How the healthiest companies keep in shape:
The ability of organisations to face challenges, resolve structural dilemmas and become more adaptable, innovative and responsive boils down to how their people are organised.
No CEO really goes to work and spends the morning working on EPS growth with an afternoon getting stuck into their relative TSR performance; what they actually do is make sure that the right people are doing the right things in the right places at the right time.
Wrong diagnosis: Stop blaming women
Facebook COO Sheryl Sandberg’s call for women to assert themselves more and ‘Lean in’ at work, the self-recriminating agenda of ‘women in business’ themed conferences which address the business behaviours women lack, plus countless magazine articles devoted to the ‘mistakes women make’, all stand testament to this misdiagnosis.
It’s assumed that everything will be improved by creating better women’s networks and having more mentors to show women how things are done; providing more flexible working; making it easier for women to take career breaks and achieve work/life balance; and ensuring that women have the same career development opportunities as men.
They sound reasonable enough, but we believe they are based on a number of wrong assumptions and flawed prescriptions:
- That women need to behave like successful men if they are to succeed
- That offering women the chance to work flexibly will improve diversity
- That the desire on the part of women to take a different approach to their career is driven by motherhood
- That the reason women don’t want to take on top jobs is because they are women
The real barrier to greater gender diversity – and to coping with the common organisational and business challenges faced by organisations today – is more fundamental.
It’s about companies not adapting the way they operate, value and manage their people either to women or to the modern world. Boards are trying to solve 21st century business challenges with 20th century solutions. They are still using a model of business designed by men, for men and for a bygone world.
To really crack the gender diversity problem, managers need to admit that ‘it’s not you, it’s me’. They too need to lean in, not just to be ‘nice’ to women, but in order to enable them to make the most of every opportunity.
The solution lies where it’s always been, in how you organise, manage and maximise the contribution of your people.
The most successful organisations in the 21st century are those whose leaders have torn up the rulebook when it comes to roles, hierarchies and career paths, and started to think differently about recruitment, management styles, corporate culture and values – embracing diversity in all its forms.
Those that have adapted their management approach to better suit their employees and to cope with 21st century business challenges, haven’t simply tinkered round the edge of what they do: they’ve taken some radical steps and are seeing the rewards.
All top teams can benefit from similarly scrutinising and transforming the way they do things.

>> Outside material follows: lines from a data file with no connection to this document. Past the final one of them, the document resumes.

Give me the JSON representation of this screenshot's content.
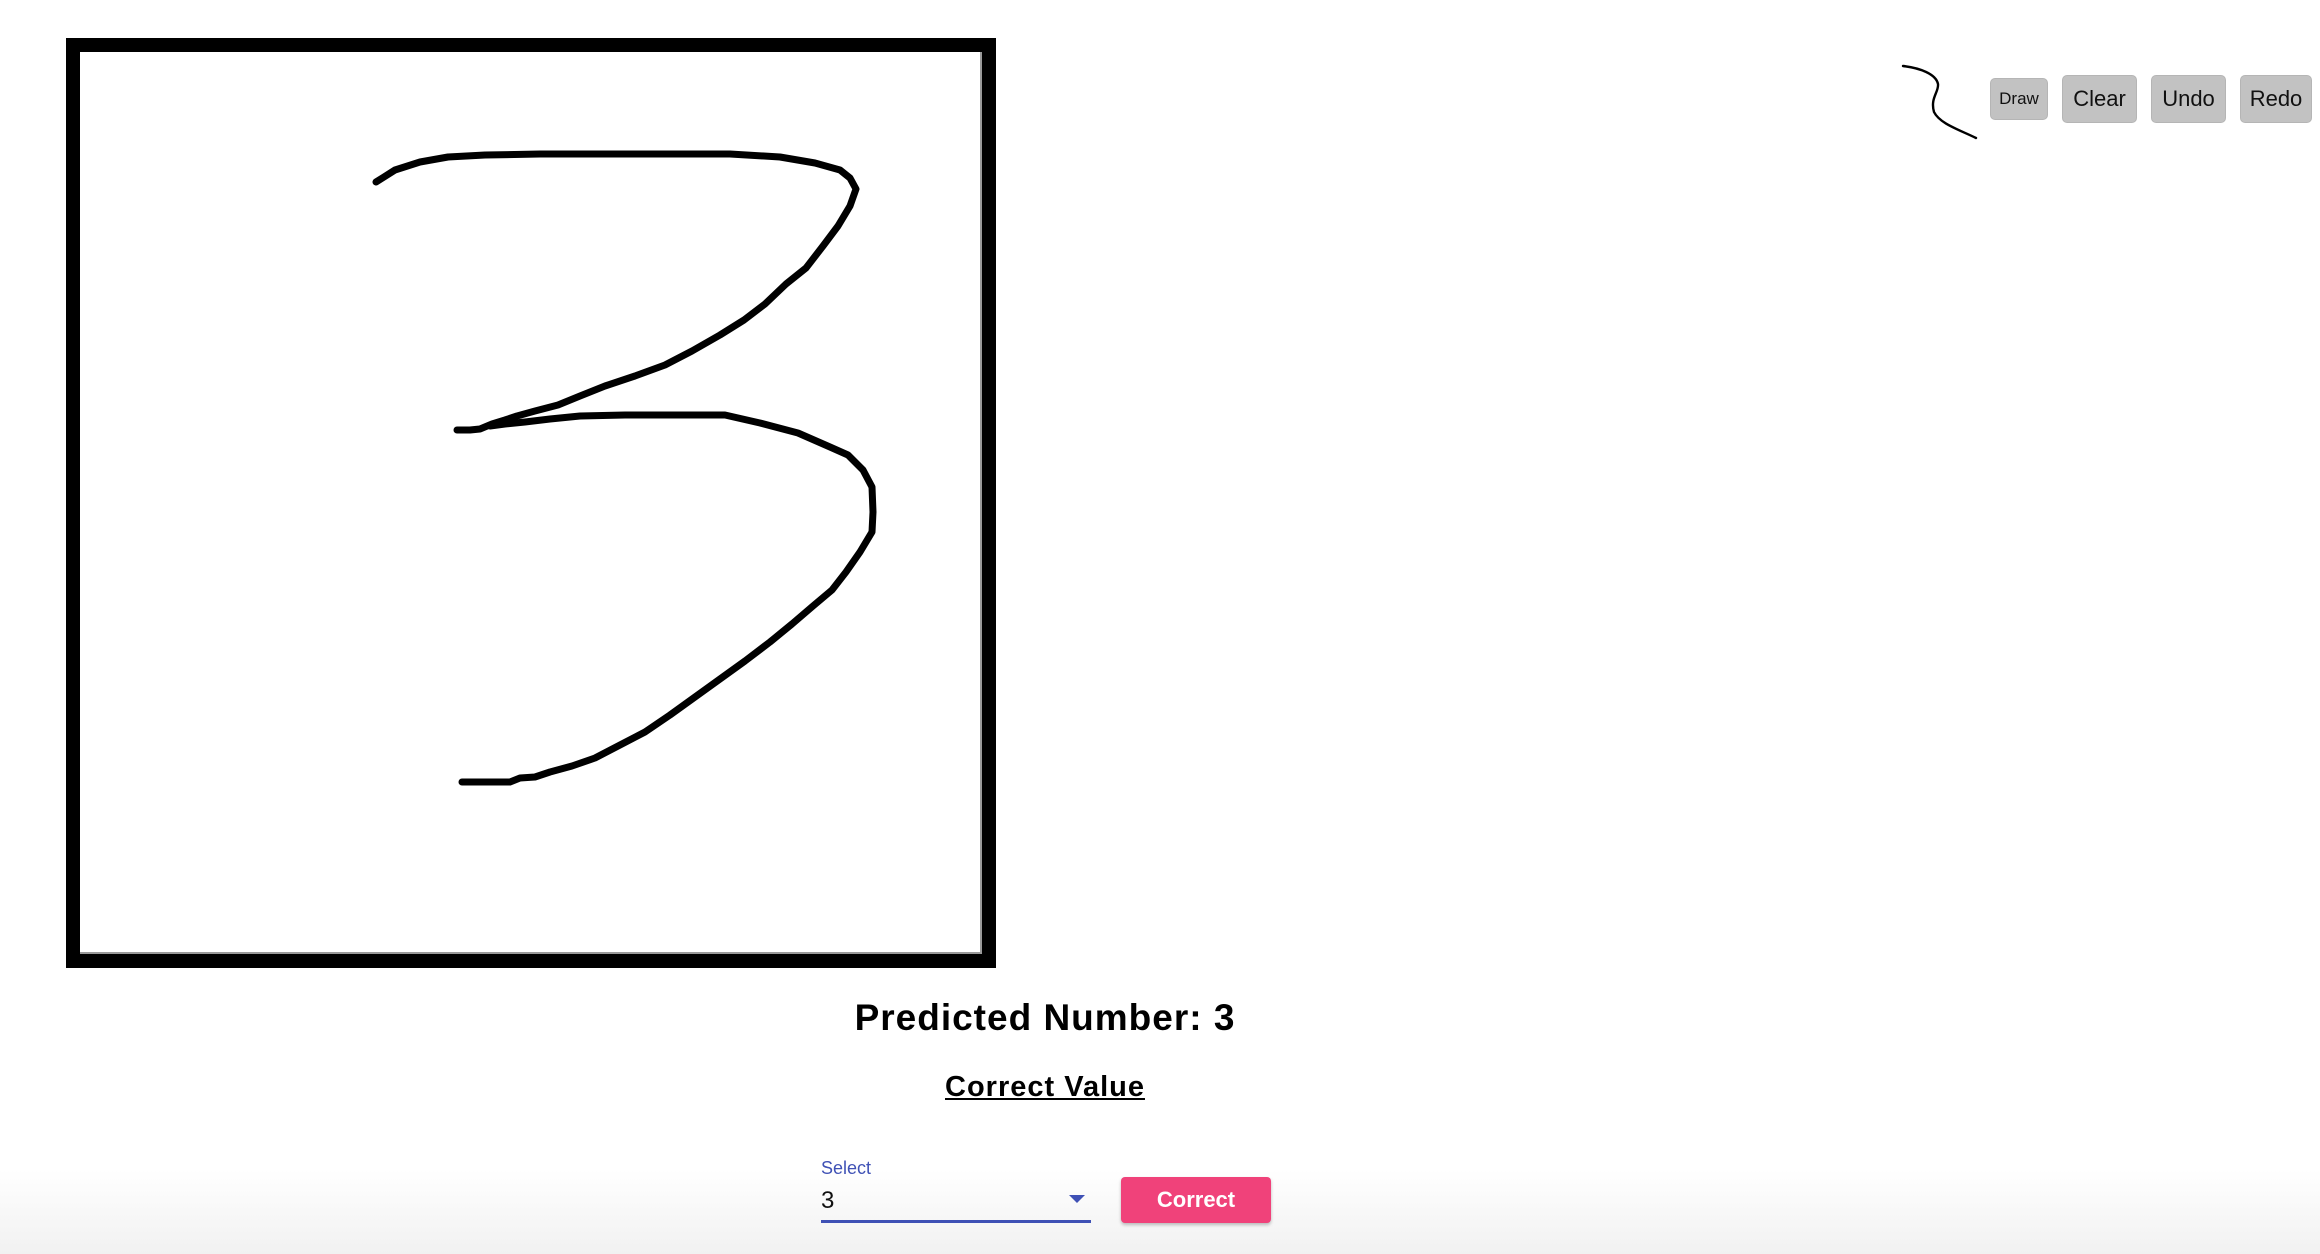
{
  "toolbar": {
    "draw_label": "Draw",
    "clear_label": "Clear",
    "undo_label": "Undo",
    "redo_label": "Redo"
  },
  "canvas": {
    "stroke_color": "#000000",
    "border_color": "#000000"
  },
  "result": {
    "predicted_text": "Predicted Number: 3",
    "correct_heading": "Correct Value"
  },
  "select": {
    "label": "Select",
    "value": "3"
  },
  "correct_button": {
    "label": "Correct"
  },
  "colors": {
    "accent": "#3f51b5",
    "button_pink": "#f0427a",
    "tool_button_bg": "#c2c2c2"
  }
}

This approach can produce organisations that deliver to all employees (not just to women) the things they want: better recognition of the value of their skill set, alternative career paths, progression and performance measured more broadly than in other organisations, a lower dependence on the network to inform career opportunities, the possibility for better work/life balance, and a sense of purpose.
These values have helped boards at some of the best-performing organisations in the world grasp the opportunity offered by 21st century challenges, delivering higher revenue growth and profitability than their peers – and at a lower wage cost.
For organisations and leaders who choose to lean in – that is to lean into the 21st century – the prize is a sustainable organisation, growth and a meaningful legacy.
If you would to know more on this viewpoint please visit the Hay Group website.